China, India, Brazil, and South Africa are now central to progress on climate change. They have asked the UNFCC to hold six meetings through 2010 in preparation for the next climate summit in Mexico City in December. The BASIC ministers themselves will meet once each quarter, first in Cape Town at the end of April 2010. The European Community had entered Copenhagen with even greater ambition than the United States. The BASIC countries proved that Europe, the United States, and other developed countries will make little or no progress without them.
 

        奥巴马总统在1月27日国情咨文演讲中宣布美国在世界事务中不会屈居第二,尤其不会落后于中国和印度。他在演讲中着重指出中国和印度说明这两个国家在世界事务中日益扮演更重要的角色。虽然中印间仍存在政治、领土纠纷,但是两国仍在美国及发达国家前组成共同阵营(见《印度、中国及多哈会谈》、《中印为气候变化加温》)。

        我们在《中印为气候变化加温》一文中预测中印联盟将成为2009年哥本哈根会谈的阻碍。不出所料,这一会谈被许多观察家视为失败,会谈签署的协议也被视为“缺少野心”。
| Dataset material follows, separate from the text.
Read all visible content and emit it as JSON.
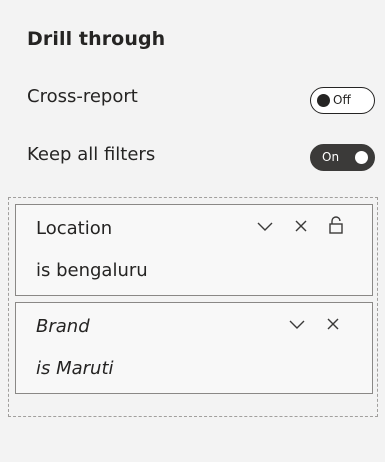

正如美国指控中国支持下的印度应为2008年7月多哈会谈失败负责,在哥本哈根会谈中受印度支持的中国面临同样的指责。

        巴西、中国、南非(“基础国家”)与美国联合起草的《哥本哈根协定》不具法律效力,这一协议虽为与会的193国认可,但却没有得到她们的批准。这一协定试图将升温限制在不高于工业化程度前全球气温2摄氏度的范围之内,还要求发达国家在未来三年内提供300亿美金的资金支持,并将每年提供一千亿美金的资金支持发展中国家应对气候变化带来的影响,直至2020年。

        包括中印在内的发展中国家明确表示她们将和其他国家一起应对气候变化,但决不会以牺牲她们的经济利益为代价。她们表示她们的行动将以发达国家的重大让步为基础,因为她们认为发达国家应对气候变暖负主要责任。

        中国和印度都选择哥本哈根作为显示她们不向发达国家屈服的战场。印度环境部长Jairam Ramesh 在会谈结束后的演讲中指出,基础国家联盟标志着发展中国家的影响力日益增强。他还指出发达国家承诺每年提供一千亿美金的资金支持、而发展中国家没有做出重大让步是发展中国家取得的重大胜利。他表示将继续和中国紧密合作。而中国也声称哥本哈根会谈证明中国不会为他国所左右

        印度一直担心《哥本哈根协定》的法律效力。虽然印度是促成这一协定的国家之一,知情者指出印度直至联合国秘书长向印度总理澄清这一政治声明不具法律效力后,才宣布支持这一协定。在哥本哈根会谈后,印度总理因协议中有就国内减排措施进行“国际磋商和分析”这一条款而向公众“认罪”,因为这一条款比联合国气候变化框架公约有关条款做出更大让步。当基础国家的环境部长于2010年1月24日举行会谈时,Ramesh部长说这一协定“没有希望”成为具有法律效力的文件。

        《哥本哈根协定》设立了2010年1月31日这一最后截止日期让各国列出气候变化方案及减排目标。包括中印在内的50多个国家尊重这一截止日期。印度承诺通过国内减排措施,至2020年减排百分之20至25(与2005年排放量相比),但强调“她的国内减排措施建立在自愿原则上,不受法律效力限制”。印度进一步指出“减排措施不包括农业产业。农业领域的排放将排除在排放限量内”。

        中国在1月28日的信中承诺争取到2020年单位国内生产总值二氧化碳排放比2005年减排百分之40至45。但是根据中国的经济增长预测,中国将持续增加二氧化碳排放总量,但她同时却希望发达国家显著减少排放量。

        哥本哈根会谈成功与否既不能仅以设定目标为标准,也不能以缺少具有法律效力的文件为标志。“成功”或许应当以“进展”来衡量,而“进展”的衡量标准相对较低、且以全球范围内的实际减排量为标准。然而,没有发展中国家的努力不可能实现全球减排。哥本哈根会谈证明中印联盟是众多发展中国家拒绝以她们的牺牲为代价参与谈判的基础。

        中国、印度、巴西和南非是气候变化谈判进展的核心。她们要求联合国气候变化框架公约在2010年12月前举行六次会谈,为墨西哥峰会作准备。“基础国家”将每一季度会谈一次,第一次会谈将于4月在南非开普敦举行。欧盟在哥本哈根会谈前提出比美国更高的目标。但是“基础国家”证明没有这些发展中国家的支持,欧洲、美国和其他发达国家不可取得进展。
 

         “成功”或许应当以“进展”来衡量,而“进展”的衡量标准相对较低、且以全球范围内的实际减排量为标准。然而,没有发展中国家的努力不可能实现全球减排。哥本哈根会谈证明中印联盟是一大群发展中国家拒绝以她们的牺牲为代价的基础。

        中国、印度、巴西和南非是气候变化谈判进展的核心。她们要求联合国气候变化框架公约在2010年12月前举行六次会谈,为墨西哥峰会作准备。“基础国家”将每一季度会谈一次,第一次会谈将于4月在南非开普敦举行。欧盟在哥本哈根会谈前提出比美国更高的目标。但是“基础国家”证明没有这些发展中国家的支持,欧洲、美国和其他发达国家不可取得进展。

 (翻译:朱晶)